In Octopath Traveler, you naturally accumulate BP every turn that goes by. Once you use it up to go several times in a row, you just start at zero again and repeat the building. There are also items and abilities that allow for boosting BP. However, in Bravely Default 2, you only accumulate BP when you take the action “Default,” which is the equivalent of guarding on a given turn. That said, you can go into debt with your BP in Bravely Default 2. For example, you can hit “Brave” up to three times right at the start of the battle, despite starting with 0 BP, and then you will be at -3 BP thereafter. Having negative BP means that each turn after going into the negatives, getting one BP back is the only action that character can take, essentially skipping their turn until they get back up to 0. This adds a layer of strategy to the game, but also an extra layer of difficulty.
Bravely Default 2’s Plot Actually Makes Sense
I wouldn’t argue that the plot in either of these games is astounding, but it bothered me to no end that Octopath Traveler never provided an explanation for why the group of characters were traveling together. There were numerous separate plots, but no main plot tying your group together, which made the whole experience feel unnatural. The separate stories in Octopath were more entertaining, in my opinion, than the ones in Bravely Default 2. But considering there is no disconnect in Bravely Default 2, I found the plot to be more enjoyable overall.
Octopath Traveler Provides Clearer Ways To Strategize Turns
Perhaps the biggest criticism of Bravely Default 2 is the way that you cannot see as much information. While Octopath displays the turn order of all companions and enemies for the next two turns, Bravely Default 2 doesn’t display any turn information, rather it relies on the speed stats of your characters against the speed stats of the enemies… which you also cannot see. While Bravely Default 2 is supposed to be a strategy game (and it is in many ways), it majorly falls short here because you can only make more or less accurate guesses on when the enemy is going to hit you, making the brave/default system feel much more like luck at times.
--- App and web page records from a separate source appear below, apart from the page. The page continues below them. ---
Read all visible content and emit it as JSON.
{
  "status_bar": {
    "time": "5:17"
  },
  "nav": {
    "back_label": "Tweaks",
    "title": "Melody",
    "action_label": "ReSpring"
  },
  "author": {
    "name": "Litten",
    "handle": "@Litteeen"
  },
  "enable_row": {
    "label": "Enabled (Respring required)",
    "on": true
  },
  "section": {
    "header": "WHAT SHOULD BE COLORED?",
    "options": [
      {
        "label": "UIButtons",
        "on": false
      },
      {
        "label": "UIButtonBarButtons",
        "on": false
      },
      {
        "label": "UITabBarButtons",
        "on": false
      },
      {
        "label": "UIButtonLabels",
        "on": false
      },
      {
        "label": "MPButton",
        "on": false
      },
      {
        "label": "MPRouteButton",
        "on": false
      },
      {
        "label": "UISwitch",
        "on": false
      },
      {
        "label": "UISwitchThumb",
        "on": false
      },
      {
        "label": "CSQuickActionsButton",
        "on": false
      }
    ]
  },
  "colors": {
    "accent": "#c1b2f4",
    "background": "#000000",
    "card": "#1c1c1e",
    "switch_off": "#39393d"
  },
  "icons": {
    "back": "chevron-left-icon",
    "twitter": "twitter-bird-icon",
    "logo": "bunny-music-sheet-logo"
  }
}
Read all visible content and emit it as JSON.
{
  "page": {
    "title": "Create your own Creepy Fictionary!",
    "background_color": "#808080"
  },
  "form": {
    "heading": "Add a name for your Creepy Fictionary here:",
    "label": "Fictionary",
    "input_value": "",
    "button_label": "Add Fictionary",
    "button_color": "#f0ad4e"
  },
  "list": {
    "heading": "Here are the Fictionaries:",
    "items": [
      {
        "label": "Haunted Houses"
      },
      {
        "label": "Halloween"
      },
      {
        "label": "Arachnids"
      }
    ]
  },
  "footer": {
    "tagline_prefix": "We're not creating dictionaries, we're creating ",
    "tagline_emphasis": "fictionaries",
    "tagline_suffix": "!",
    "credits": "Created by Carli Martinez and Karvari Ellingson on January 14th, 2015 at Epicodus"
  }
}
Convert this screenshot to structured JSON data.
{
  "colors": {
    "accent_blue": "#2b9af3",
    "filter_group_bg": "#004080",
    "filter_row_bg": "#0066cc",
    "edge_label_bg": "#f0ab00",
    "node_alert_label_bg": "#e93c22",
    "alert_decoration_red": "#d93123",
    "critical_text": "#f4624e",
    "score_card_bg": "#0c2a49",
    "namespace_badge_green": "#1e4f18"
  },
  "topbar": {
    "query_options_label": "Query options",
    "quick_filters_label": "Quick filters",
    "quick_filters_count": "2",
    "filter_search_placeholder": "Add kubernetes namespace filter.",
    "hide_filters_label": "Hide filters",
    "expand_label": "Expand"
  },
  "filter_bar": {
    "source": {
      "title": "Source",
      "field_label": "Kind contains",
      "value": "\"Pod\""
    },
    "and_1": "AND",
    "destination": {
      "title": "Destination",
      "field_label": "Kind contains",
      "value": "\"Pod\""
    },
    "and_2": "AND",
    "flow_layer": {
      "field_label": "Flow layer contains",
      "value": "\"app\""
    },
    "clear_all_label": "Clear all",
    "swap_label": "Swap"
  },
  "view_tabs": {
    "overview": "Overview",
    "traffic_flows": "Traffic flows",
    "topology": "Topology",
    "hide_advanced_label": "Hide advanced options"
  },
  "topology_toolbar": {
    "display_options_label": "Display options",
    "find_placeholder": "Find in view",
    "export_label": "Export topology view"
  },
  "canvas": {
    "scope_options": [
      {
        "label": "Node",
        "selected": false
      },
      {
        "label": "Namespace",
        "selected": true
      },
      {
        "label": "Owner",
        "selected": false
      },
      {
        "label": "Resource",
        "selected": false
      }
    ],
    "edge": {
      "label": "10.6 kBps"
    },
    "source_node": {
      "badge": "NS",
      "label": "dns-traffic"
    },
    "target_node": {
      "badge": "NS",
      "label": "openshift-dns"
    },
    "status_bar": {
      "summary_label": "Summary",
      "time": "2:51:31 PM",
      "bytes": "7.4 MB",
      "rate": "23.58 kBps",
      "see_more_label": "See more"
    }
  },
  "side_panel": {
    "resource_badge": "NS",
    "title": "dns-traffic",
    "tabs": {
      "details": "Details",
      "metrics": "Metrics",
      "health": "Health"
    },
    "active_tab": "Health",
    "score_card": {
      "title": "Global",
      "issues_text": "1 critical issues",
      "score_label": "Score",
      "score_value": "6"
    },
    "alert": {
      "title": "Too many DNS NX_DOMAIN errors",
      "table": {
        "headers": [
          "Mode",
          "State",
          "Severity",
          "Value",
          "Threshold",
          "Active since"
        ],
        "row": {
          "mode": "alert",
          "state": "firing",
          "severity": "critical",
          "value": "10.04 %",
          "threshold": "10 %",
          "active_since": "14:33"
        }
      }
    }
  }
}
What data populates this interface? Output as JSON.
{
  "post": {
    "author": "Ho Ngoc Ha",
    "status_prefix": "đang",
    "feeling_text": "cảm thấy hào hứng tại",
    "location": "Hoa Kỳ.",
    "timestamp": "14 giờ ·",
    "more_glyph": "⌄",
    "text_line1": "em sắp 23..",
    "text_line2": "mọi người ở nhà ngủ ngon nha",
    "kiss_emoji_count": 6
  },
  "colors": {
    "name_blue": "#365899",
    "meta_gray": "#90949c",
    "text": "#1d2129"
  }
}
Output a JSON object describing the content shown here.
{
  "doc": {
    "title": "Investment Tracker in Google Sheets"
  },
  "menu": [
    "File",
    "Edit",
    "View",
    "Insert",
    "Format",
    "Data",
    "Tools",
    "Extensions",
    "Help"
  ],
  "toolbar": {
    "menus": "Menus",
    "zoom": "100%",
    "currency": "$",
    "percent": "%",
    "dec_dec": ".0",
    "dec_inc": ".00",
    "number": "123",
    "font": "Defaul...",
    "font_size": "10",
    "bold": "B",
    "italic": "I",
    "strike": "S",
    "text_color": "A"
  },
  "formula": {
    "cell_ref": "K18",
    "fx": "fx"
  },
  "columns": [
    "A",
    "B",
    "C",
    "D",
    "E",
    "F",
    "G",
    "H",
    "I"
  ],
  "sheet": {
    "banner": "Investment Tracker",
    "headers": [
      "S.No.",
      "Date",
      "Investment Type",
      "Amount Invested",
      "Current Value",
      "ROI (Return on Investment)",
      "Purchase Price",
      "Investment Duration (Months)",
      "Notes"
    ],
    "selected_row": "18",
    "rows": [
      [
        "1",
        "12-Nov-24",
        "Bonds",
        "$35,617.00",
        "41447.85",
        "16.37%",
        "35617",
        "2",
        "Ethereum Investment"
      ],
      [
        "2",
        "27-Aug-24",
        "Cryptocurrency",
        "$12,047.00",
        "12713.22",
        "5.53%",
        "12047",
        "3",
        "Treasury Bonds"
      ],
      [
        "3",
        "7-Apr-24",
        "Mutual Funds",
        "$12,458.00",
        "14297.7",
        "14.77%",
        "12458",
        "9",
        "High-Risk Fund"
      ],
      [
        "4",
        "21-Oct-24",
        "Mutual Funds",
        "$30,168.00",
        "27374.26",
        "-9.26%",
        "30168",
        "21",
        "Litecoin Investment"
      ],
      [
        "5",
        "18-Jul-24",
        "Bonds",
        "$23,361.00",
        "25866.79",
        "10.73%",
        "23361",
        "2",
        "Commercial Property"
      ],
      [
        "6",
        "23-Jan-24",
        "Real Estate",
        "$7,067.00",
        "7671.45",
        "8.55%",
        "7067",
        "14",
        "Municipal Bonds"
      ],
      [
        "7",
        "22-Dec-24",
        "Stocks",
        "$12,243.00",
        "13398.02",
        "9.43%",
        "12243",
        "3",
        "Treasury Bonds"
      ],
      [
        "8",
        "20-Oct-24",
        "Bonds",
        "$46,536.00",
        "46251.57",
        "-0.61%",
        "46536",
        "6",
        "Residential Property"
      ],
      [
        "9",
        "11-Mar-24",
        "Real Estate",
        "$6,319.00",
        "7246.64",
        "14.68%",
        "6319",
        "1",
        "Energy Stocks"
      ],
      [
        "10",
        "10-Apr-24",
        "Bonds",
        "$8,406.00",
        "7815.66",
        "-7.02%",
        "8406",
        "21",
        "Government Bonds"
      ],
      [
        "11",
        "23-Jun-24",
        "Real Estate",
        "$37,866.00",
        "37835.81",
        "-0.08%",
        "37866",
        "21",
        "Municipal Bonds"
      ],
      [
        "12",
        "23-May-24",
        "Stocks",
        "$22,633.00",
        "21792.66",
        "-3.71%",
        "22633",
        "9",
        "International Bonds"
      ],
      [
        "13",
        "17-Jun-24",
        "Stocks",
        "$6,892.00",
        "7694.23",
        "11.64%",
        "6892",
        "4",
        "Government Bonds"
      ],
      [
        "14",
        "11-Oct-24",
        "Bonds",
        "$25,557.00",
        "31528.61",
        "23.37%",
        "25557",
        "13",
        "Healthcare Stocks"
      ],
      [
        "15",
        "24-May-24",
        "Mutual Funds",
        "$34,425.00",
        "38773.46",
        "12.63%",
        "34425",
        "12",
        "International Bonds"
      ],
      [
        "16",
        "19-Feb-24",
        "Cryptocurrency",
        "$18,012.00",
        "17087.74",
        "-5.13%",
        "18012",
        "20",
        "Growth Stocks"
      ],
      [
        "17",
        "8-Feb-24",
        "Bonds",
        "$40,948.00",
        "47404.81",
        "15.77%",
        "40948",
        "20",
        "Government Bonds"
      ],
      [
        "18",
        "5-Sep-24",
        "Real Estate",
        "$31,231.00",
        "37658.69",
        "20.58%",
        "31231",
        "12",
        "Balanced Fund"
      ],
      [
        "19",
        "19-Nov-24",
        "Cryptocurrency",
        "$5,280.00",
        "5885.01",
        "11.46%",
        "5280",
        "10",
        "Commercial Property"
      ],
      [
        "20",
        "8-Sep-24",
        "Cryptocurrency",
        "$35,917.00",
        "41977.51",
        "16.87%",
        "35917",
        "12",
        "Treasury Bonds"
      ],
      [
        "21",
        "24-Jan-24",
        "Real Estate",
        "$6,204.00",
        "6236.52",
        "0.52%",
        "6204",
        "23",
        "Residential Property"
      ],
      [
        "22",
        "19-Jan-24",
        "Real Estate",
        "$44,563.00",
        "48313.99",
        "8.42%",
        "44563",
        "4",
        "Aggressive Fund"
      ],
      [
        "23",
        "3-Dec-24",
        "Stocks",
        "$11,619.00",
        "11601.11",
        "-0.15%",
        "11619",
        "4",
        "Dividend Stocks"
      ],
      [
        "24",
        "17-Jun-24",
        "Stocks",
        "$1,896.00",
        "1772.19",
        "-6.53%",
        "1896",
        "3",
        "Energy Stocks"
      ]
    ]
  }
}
Bravely Default 2 Has Difficulty Settings And Isn’t Too Easy
Unlike Octopath Traveler (which many JRPG fans will point to as being too easy to beat), Bravely Default 2 not only offers difficulty levels, but its normal mode is not a walk in the park. It’s not as difficult as it first might seem once you get the hang of it, but it certainly provides more of a challenge. Octopath Traveler does not offer difficulty settings, though at least the optional, super bosses weren’t horribly too easy to get through.
Next: Bravely Default 2: Every Melee DPS Job Class, Ranked
- TheGamer Originals
- Nintendo Switch
- Square Enix
- Octopath Traveler
- Bravely Default 2
Stephanie is an Editor at TheGamer, solidly aligned chaotic neutral. Though her favorite game is Fire Emblem: Three Houses, she vows to do everything in her power to one day see a Legend of Dragoon remake. Absolutely nothing can top her immense love for The Lord of the Rings.
Source: Read Full Article